by Gregg Mitman

Yale, 336 pp., $30

In my youth, I figured I probably had allergies. My eyes itched and my nose dripped every time I mowed the lawn. My preferred remedy was to quit mowing the lawn, but Mother would have none of that. So I would pop an over-the-counter allergy pill before pull-starting the Toro. In a serene, spacey antihistamine stupor, I pushed the mower about the yard, often in whirly patterns. A long nap on the couch followed, and upon my return to consciousness, I inevitably found our yard looking like it had the mange--tufts and clumps of grass sticking up here and there. Mother was not pleased.

She dragooned me to an allergist, who asked me questions, took blood, then shooed us from his office with our hands full of samples of antihistamines. A couple weeks later, we returned to the good doctor's office and were shown a printout that purported to show the dozens of things to which I was allergic: grasses, trees, mold .  .  . Legumes? What the devil are those, I wondered. We were informed that the best approach to my problem was "immunotherapy." Every two weeks for half a year, I was to come to the allergist's office and get shots loaded with increasing quantities of the substances to which I was allergic.

Once I had completed my immunization treatment, I was cured of allergies. The great outdoors was no longer a threat--until I wandered into a patch of poison ivy on a golf course (one of the perils of a persistent duck hook) which left my body swollen and itching so horribly I could not sleep. A bit of urshiol, the oil in the ivy that causes the dermatitis, had not been included in the serum. Still, provided I stayed clear of poison ivy, I was cured.

If only. Upon taking up residence in Washington, D.C., I got hay fever symptoms again. The allergens here are not the same as those in Ohio or New York. Marrying a woman who owned a cat did not help, either. Back to the pills I went.

My allergy story is not novel. As Gregg Mitman demonstrates, man has struggled haplessly against allergies for over a century. In the late 19th century, urbanism and industrialization were blamed for allergic rhinitis, more commonly known as hay fever. Cooped up in offices all day, choked in the street by smoke and made jittery by the hustle and bustle, city-dwellers were estranged from nature. Rather than address the sources of their discomfort, allergy sufferers of means simply took long holidays in the purifying country. Resort towns like Mackinac Island, Michigan, and Bethlehem, New Hampshire, sold themselves as hygienic places with "tonic" air.

In 1906, scientists invented the word "allergy," derived from the Greek terms allos (other) and energia (energy), to refer to the body's frenetic response to foreign substances. The source of our suffering rested in one of man's strengths: our ability to cleanse ourselves of alien substances. Allergies, scientists theorized, were an overreaction of the immune system, the most extreme form being the sometimes-fatal anaphylactic shock.

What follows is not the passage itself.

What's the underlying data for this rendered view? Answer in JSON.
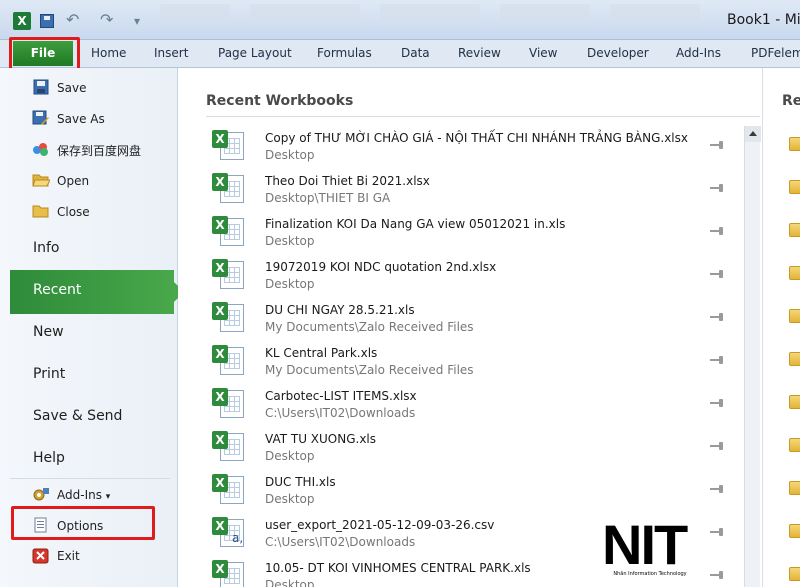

Despite this intellectual breakthrough, man continued to flounder in the search for relief. In 1930, Dr. Murray Peshkin, head of the Mount Sinai Hospital's Children Allergy Clinic, argued that allergens and irritants were merely the "sensitizing substances" that excited a response. The real problem lay in the nervous system of the afflicted. So Peshkin shot up allergy-suffering children with adrenalin, and when that did not do the trick, he subjected them to a "parentectomy." Sniffling kids were shipped away from their homes to live in fresh-air locales like Denver or Tucson for six months or more, free from their tension-inducing progenitors.

The quest for cures could be cruel to adults, too. Mitman relates the tale of "Poor Mr. G., [a] fifty-one-year-old bronchial asthmatic [who] had been suffering daily from severe asthma attacks for almost five years." Mr. G went to a medical facility at the University of Pennsylvania. During his treatment, he was placed in a room where an "air washer" was running. His symptoms ceased. Attendants then moved him into a room without an air washer and his suffering began anew. Not convinced that this experiment had verified the utility of the air washer, the attending physicians moved Mr. G. back into the other room. His symptoms subsided, whereupon they scattered house dust in his room, sending the poor sod into a violent fit of gasps that had to be remedied through drug injections.